A firewall, at its most basic level, permits or denies communications between computers, between networks, or between computers and networks (for example, your home computer and the Internet) based on the firewall’s configuration rules. You can access the settings for Windows Firewall through the Network and Security section in the Control Panel.

Almost all computers and networks communicate by establishing connections between two hosts using an IP address and a port. Although there are many types of firewalls, the most common type of firewall (and the type used in Windows 7, provided by Windows Firewall) permits or denies communications based on IP address and port information.

Only connections that are explicitly allowed, using firewall rules, are permitted. Windows Firewall, by default, allows all outbound connections, and permits only established inbound connections (that is, an inbound connection that is in direct response to an outbound connection initiated from your computer or network).

There are firewalls protecting Microsoft’s Web servers and your ISP’s DNS servers. In order for your computer to connect to Microsoft’s Web servers, Microsoft must first create firewall rules to allow the communication. This is accomplished by creating a firewall rule that essentially says to allow any inbound IP address to connect to (Microsoft’s Web server) on port 80 (HTTP). Your ISP must create a similar rule on their firewall that essentially says to allow any inbound IP address to connect to its DNS servers on port 53 — which is the standard port for DNS.

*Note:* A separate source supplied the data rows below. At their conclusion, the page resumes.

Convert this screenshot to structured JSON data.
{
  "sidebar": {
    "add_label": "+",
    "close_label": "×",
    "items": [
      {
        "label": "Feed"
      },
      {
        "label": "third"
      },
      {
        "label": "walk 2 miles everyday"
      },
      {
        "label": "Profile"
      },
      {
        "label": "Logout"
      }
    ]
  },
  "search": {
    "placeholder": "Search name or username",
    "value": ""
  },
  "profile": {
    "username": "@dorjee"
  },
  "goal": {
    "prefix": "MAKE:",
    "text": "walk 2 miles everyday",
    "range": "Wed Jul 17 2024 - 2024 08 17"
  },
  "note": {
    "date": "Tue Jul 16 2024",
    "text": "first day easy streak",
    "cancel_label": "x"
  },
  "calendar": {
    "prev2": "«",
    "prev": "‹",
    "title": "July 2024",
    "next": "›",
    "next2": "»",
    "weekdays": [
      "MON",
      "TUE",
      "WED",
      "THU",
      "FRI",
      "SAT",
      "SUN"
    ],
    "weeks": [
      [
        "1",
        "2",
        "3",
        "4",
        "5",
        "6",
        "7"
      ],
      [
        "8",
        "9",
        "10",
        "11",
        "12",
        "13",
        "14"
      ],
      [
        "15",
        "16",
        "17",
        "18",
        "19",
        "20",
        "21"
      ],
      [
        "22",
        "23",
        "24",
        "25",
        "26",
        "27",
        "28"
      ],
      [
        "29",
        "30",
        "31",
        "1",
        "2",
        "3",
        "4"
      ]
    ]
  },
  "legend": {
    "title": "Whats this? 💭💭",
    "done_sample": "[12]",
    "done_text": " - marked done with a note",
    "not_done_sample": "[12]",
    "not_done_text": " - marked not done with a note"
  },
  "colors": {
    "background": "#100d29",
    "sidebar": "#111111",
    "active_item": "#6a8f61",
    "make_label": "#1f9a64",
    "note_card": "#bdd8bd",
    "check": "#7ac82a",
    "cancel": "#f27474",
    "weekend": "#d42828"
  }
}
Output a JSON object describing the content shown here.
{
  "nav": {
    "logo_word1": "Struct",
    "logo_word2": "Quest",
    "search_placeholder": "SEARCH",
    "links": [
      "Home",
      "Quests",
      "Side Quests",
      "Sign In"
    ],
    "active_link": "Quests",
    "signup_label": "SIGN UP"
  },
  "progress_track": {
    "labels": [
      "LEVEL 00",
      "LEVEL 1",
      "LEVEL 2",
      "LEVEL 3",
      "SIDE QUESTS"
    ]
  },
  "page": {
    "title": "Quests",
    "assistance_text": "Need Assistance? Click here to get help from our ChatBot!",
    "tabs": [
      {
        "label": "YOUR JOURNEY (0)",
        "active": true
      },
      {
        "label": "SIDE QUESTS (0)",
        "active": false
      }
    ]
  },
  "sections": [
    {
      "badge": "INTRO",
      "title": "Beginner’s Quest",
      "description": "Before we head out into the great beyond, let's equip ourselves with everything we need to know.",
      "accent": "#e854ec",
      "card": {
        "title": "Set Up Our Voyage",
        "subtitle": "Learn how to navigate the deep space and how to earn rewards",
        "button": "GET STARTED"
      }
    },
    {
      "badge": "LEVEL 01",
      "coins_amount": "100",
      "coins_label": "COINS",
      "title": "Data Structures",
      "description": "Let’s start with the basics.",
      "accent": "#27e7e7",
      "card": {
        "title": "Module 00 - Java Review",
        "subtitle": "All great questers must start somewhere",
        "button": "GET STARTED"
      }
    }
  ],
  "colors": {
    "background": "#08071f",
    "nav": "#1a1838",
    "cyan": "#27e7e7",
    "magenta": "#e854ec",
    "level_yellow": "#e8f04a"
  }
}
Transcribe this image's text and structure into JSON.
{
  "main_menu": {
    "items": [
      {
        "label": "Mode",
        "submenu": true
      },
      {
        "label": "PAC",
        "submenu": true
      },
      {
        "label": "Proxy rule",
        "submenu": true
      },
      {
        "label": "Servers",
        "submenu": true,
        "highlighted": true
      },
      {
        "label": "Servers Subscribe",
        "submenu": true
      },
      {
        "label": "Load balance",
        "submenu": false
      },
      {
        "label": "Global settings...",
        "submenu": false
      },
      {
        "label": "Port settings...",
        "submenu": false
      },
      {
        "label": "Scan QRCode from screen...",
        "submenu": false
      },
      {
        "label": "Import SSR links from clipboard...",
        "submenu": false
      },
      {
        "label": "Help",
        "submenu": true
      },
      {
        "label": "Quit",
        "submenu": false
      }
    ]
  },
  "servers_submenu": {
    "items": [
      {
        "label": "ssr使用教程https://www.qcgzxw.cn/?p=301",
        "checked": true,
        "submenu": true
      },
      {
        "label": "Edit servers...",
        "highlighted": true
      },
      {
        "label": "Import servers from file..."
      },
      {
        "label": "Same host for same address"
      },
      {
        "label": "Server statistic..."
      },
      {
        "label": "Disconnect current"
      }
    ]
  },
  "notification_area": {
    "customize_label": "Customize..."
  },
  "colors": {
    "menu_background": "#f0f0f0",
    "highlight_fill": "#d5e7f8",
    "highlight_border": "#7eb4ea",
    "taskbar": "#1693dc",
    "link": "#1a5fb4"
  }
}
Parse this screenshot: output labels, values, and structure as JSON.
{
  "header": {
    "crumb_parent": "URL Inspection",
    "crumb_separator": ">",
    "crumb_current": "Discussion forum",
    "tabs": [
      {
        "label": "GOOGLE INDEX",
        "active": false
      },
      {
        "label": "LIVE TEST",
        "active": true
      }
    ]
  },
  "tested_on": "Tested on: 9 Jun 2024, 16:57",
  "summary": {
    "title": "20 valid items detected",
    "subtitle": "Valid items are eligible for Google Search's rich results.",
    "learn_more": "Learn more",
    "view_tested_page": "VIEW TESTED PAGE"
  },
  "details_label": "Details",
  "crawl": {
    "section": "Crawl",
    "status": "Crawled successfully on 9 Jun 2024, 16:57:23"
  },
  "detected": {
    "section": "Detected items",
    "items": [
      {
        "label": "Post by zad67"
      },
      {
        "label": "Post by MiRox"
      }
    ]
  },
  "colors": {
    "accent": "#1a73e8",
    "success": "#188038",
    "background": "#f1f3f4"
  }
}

Windows Firewall permits your outbound DNS request to your ISP’s DNS server, and your computer’s outbound HTTP request to Microsoft’s Web server. In your outbound request, your computer first sends the DNS request to your ISP’s DNS server on port 53, and tells your ISP’s DNS server on what port it will be listening for a response.

Your computer selects a random port number between 49,152 and 65,535, and Windows Firewall automatically creates a temporary rule that allows an inbound connection from the IP address of your ISP’s DNS server to the IP address of your computer, on that random port number.

After the response is received (or if a response is not received within a specified period of time, say 30 seconds), the rule is automatically deleted from the firewall and the connection is again blocked. A similar process is then repeated to connect to Microsoft’s Web server.

Windows Defender

Windows Defender is Microsoft’s free antispyware program that is included in Windows 7. Like Windows Firewall, Windows Defender is enabled by default, and no configuration is required for it to begin protecting your computer.

There are some Windows Defender settings you may want to customize, such as how often and when your computer is automatically scanned, what Windows Defender does when spyware is detected, and what you want scanned or excluded (such as certain programs, files, folders, or e-mail). You can access these settings through the Network and Security section in the Control Panel.